Track down each line below containing the string "These" and copy it.

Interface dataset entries
*** Begin section ***
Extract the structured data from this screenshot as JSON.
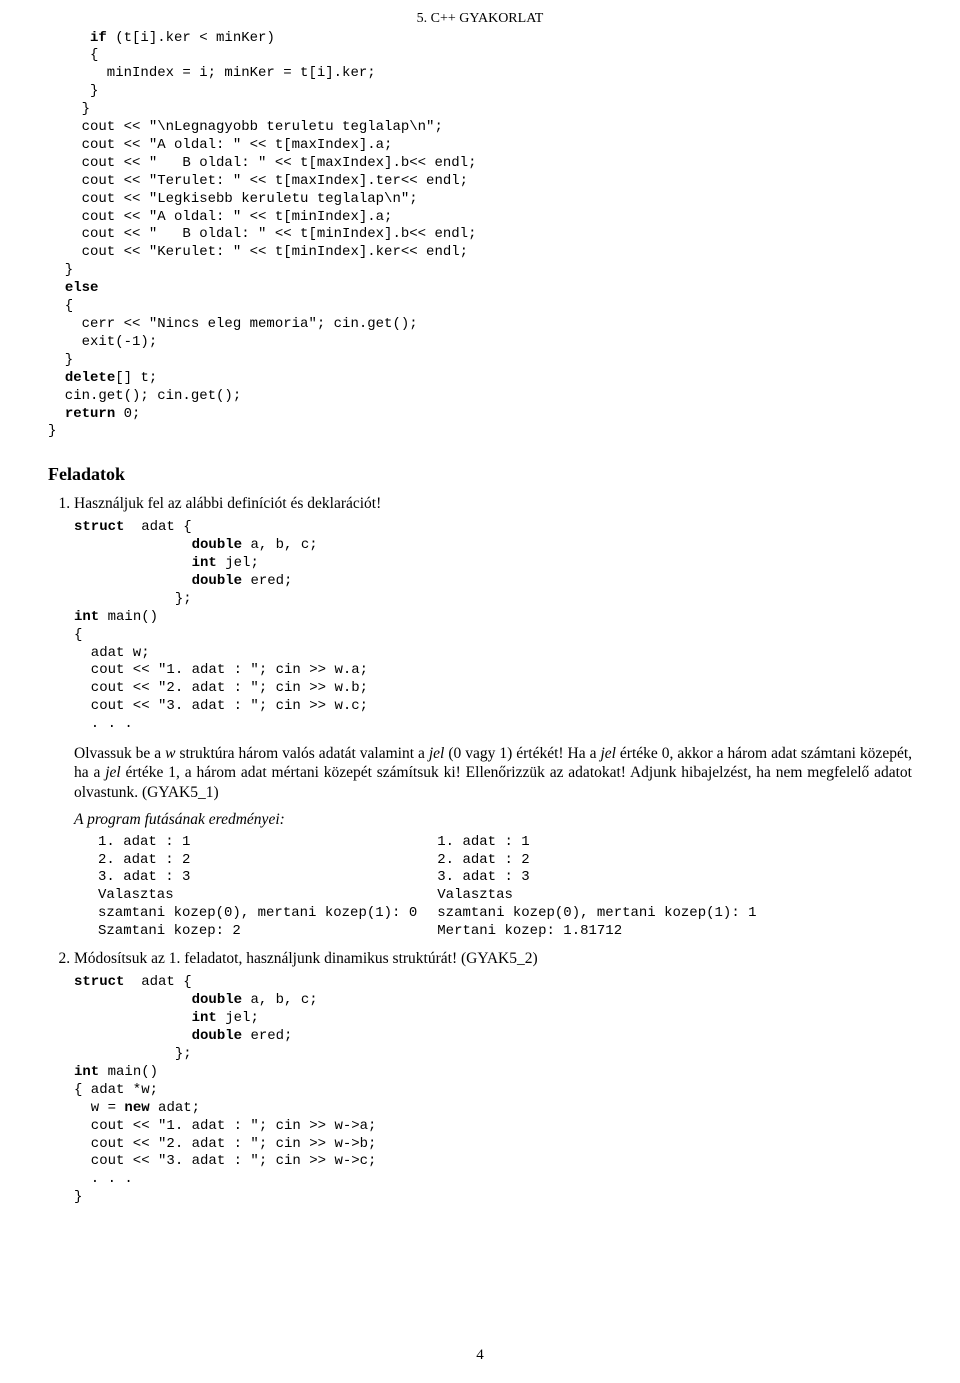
{
  "header": {
    "title": "5. C++ GYAKORLAT"
  },
  "code_top": "     if (t[i].ker < minKer)\n     {\n       minIndex = i; minKer = t[i].ker;\n     }\n    }\n    cout << \"\\nLegnagyobb teruletu teglalap\\n\";\n    cout << \"A oldal: \" << t[maxIndex].a;\n    cout << \"   B oldal: \" << t[maxIndex].b<< endl;\n    cout << \"Terulet: \" << t[maxIndex].ter<< endl;\n    cout << \"Legkisebb keruletu teglalap\\n\";\n    cout << \"A oldal: \" << t[minIndex].a;\n    cout << \"   B oldal: \" << t[minIndex].b<< endl;\n    cout << \"Kerulet: \" << t[minIndex].ker<< endl;\n  }\n  else\n  {\n    cerr << \"Nincs eleg memoria\"; cin.get();\n    exit(-1);\n  }\n  delete[] t;\n  cin.get(); cin.get();\n  return 0;\n}",
  "section_heading": "Feladatok",
  "tasks": [
    {
      "intro": "Használjuk fel az alábbi definíciót és deklarációt!",
      "code": "struct  adat {\n              double a, b, c;\n              int jel;\n              double ered;\n            };\nint main()\n{\n  adat w;\n  cout << \"1. adat : \"; cin >> w.a;\n  cout << \"2. adat : \"; cin >> w.b;\n  cout << \"3. adat : \"; cin >> w.c;\n  . . .",
      "paragraph_parts": {
        "p1": "Olvassuk be a ",
        "w1": "w",
        "p2": " struktúra három valós adatát valamint a ",
        "jel1": "jel",
        "p3": " (0 vagy 1) értékét! Ha a ",
        "jel2": "jel",
        "p4": " értéke 0, akkor a három adat számtani közepét, ha a ",
        "jel3": "jel",
        "p5": " értéke 1, a három adat mértani közepét számítsuk ki! Ellenőrizzük az adatokat! Adjunk hiba­jelzést, ha nem megfelelő adatot olvastunk. (GYAK5_1)"
      },
      "run_caption": "A program futásának eredményei:",
      "run_left": "1. adat : 1\n2. adat : 2\n3. adat : 3\nValasztas\nszamtani kozep(0), mertani kozep(1): 0\nSzamtani kozep: 2",
      "run_right": "1. adat : 1\n2. adat : 2\n3. adat : 3\nValasztas\nszamtani kozep(0), mertani kozep(1): 1\nMertani kozep: 1.81712"
    },
    {
      "intro": "Módosítsuk az 1. feladatot, használjunk dinamikus struktúrát! (GYAK5_2)",
      "code": "struct  adat {\n              double a, b, c;\n              int jel;\n              double ered;\n            };\nint main()\n{ adat *w;\n  w = new adat;\n  cout << \"1. adat : \"; cin >> w->a;\n  cout << \"2. adat : \"; cin >> w->b;\n  cout << \"3. adat : \"; cin >> w->c;\n  . . .\n}"
    }
  ],
  "page_number": "4"
}
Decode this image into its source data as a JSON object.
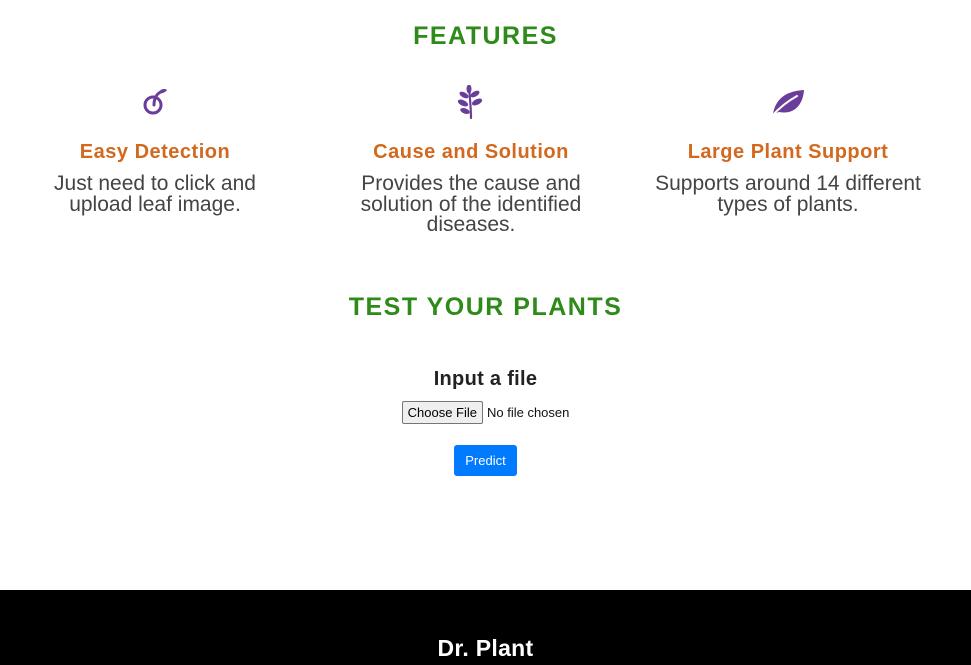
{
  "features": {
    "title": "FEATURES",
    "items": [
      {
        "icon": "seed-icon",
        "title": "Easy Detection",
        "description": "Just need to click and upload leaf image."
      },
      {
        "icon": "herb-icon",
        "title": "Cause and Solution",
        "description": "Provides the cause and solution of the identified diseases."
      },
      {
        "icon": "leaf-icon",
        "title": "Large Plant Support",
        "description": "Supports around 14 different types of plants."
      }
    ],
    "icon_color": "#6a3d9a",
    "title_color": "#d2691e"
  },
  "test_section": {
    "title": "TEST YOUR PLANTS",
    "input_label": "Input a file",
    "choose_file_label": "Choose File",
    "file_status": "No file chosen",
    "predict_label": "Predict"
  },
  "footer": {
    "brand": "Dr. Plant"
  },
  "colors": {
    "heading_green": "#2e8b1a",
    "primary_button": "#007bff",
    "footer_bg": "#000000"
  }
}
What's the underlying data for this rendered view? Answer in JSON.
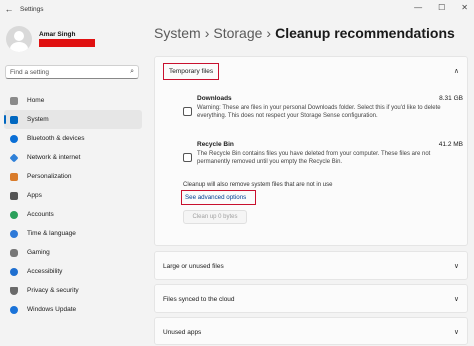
{
  "window": {
    "back_icon": "←",
    "title": "Settings",
    "controls": [
      "—",
      "☐",
      "✕"
    ]
  },
  "profile": {
    "name": "Amar Singh"
  },
  "search": {
    "placeholder": "Find a setting",
    "icon": "⌕"
  },
  "nav": [
    {
      "label": "Home",
      "icon": "home-icon",
      "color": "#8a8a8a",
      "active": false
    },
    {
      "label": "System",
      "icon": "system-icon",
      "color": "#0067c0",
      "active": true
    },
    {
      "label": "Bluetooth & devices",
      "icon": "bluetooth-icon",
      "color": "#0a6fd6",
      "active": false
    },
    {
      "label": "Network & internet",
      "icon": "network-icon",
      "color": "#2f80d8",
      "active": false
    },
    {
      "label": "Personalization",
      "icon": "brush-icon",
      "color": "#d97b2a",
      "active": false
    },
    {
      "label": "Apps",
      "icon": "apps-icon",
      "color": "#555555",
      "active": false
    },
    {
      "label": "Accounts",
      "icon": "accounts-icon",
      "color": "#2aa05a",
      "active": false
    },
    {
      "label": "Time & language",
      "icon": "time-icon",
      "color": "#2f7ad8",
      "active": false
    },
    {
      "label": "Gaming",
      "icon": "gaming-icon",
      "color": "#777777",
      "active": false
    },
    {
      "label": "Accessibility",
      "icon": "accessibility-icon",
      "color": "#1f6fd0",
      "active": false
    },
    {
      "label": "Privacy & security",
      "icon": "shield-icon",
      "color": "#6a6a6a",
      "active": false
    },
    {
      "label": "Windows Update",
      "icon": "update-icon",
      "color": "#1a73d9",
      "active": false
    }
  ],
  "breadcrumb": {
    "part1": "System",
    "part2": "Storage",
    "current": "Cleanup recommendations",
    "sep": "›"
  },
  "temp_files": {
    "label": "Temporary files",
    "chevron": "∧",
    "items": [
      {
        "title": "Downloads",
        "size": "8.31 GB",
        "desc": "Warning: These are files in your personal Downloads folder. Select this if you'd like to delete everything. This does not respect your Storage Sense configuration."
      },
      {
        "title": "Recycle Bin",
        "size": "41.2 MB",
        "desc": "The Recycle Bin contains files you have deleted from your computer. These files are not permanently removed until you empty the Recycle Bin."
      }
    ],
    "note": "Cleanup will also remove system files that are not in use",
    "advanced_link": "See advanced options",
    "cleanup_button": "Clean up 0 bytes"
  },
  "sections": [
    {
      "label": "Large or unused files",
      "chevron": "∨"
    },
    {
      "label": "Files synced to the cloud",
      "chevron": "∨"
    },
    {
      "label": "Unused apps",
      "chevron": "∨"
    }
  ]
}
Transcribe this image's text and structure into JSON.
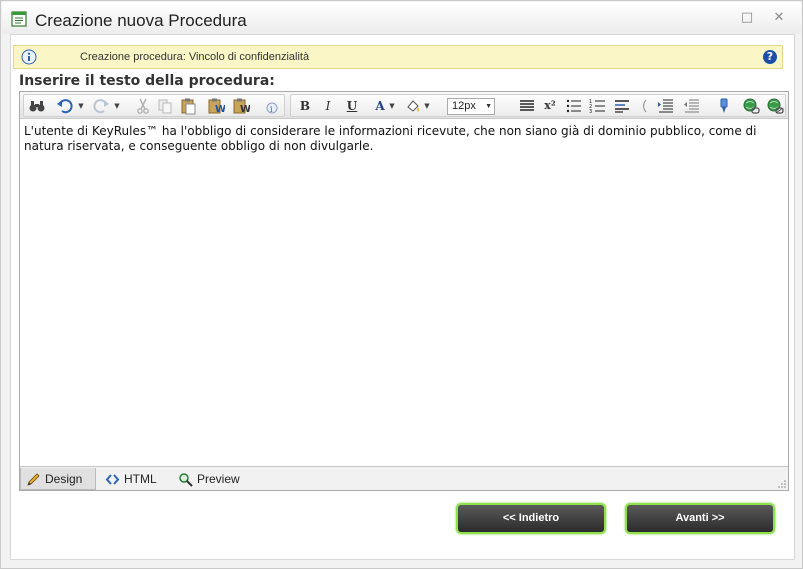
{
  "window": {
    "title": "Creazione nuova Procedura",
    "maximize_glyph": "□",
    "close_glyph": "✕"
  },
  "info_bar": {
    "text": "Creazione procedura: Vincolo di confidenzialità",
    "help_glyph": "?"
  },
  "section": {
    "label": "Inserire il testo della procedura:"
  },
  "editor": {
    "toolbar": {
      "bold_glyph": "B",
      "italic_glyph": "I",
      "underline_glyph": "U",
      "superscript_glyph": "x²",
      "font_color_glyph": "A",
      "font_size_value": "12px",
      "icons": [
        "find-icon",
        "undo-icon",
        "redo-icon",
        "cut-icon",
        "copy-icon",
        "paste-icon",
        "paste-from-word-icon",
        "paste-plain-text-icon",
        "spellcheck-icon",
        "bold-icon",
        "italic-icon",
        "underline-icon",
        "font-color-icon",
        "highlight-icon",
        "font-size-select",
        "justify-icon",
        "superscript-icon",
        "bullet-list-icon",
        "numbered-list-icon",
        "align-left-icon",
        "outdent-icon",
        "indent-icon",
        "style-icon",
        "insert-link-icon",
        "remove-link-icon"
      ]
    },
    "content": "L'utente di KeyRules™ ha l'obbligo di considerare le informazioni ricevute, che non siano già di dominio pubblico, come di natura riservata, e conseguente obbligo di non divulgarle.",
    "modes": {
      "design": "Design",
      "html": "HTML",
      "preview": "Preview",
      "active": "Design"
    }
  },
  "buttons": {
    "back": "<< Indietro",
    "next": "Avanti >>"
  },
  "colors": {
    "info_bg": "#fbf6c6",
    "button_border": "#8ee04c",
    "button_bg": "#3a3a3a"
  }
}
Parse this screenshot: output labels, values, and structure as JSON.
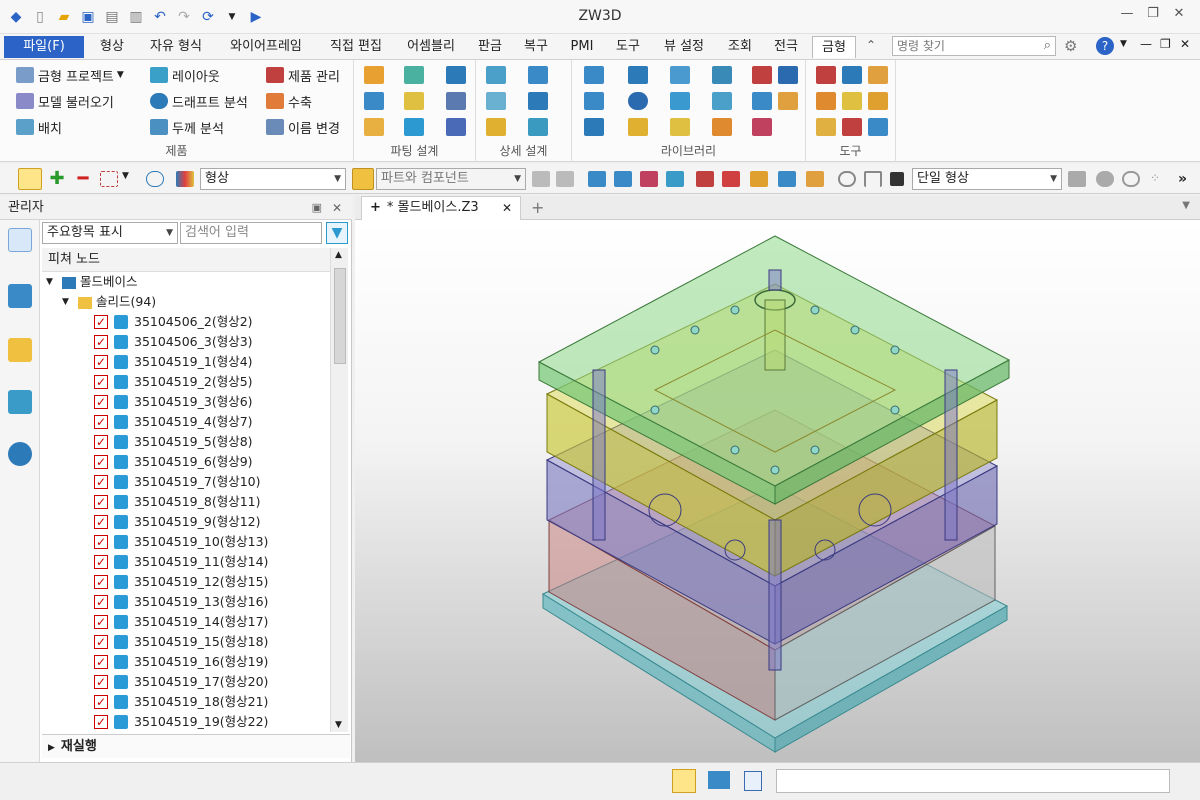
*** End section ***
== TASK SOLUTION ==
        "desc": "Warning: These are files in your personal Downloads folder. Select this if you'd like to delete everything. This does not respect your Storage Sense configuration."
        "desc": "The Recycle Bin contains files you have deleted from your computer. These files are not permanently removed until you empty the Recycle Bin."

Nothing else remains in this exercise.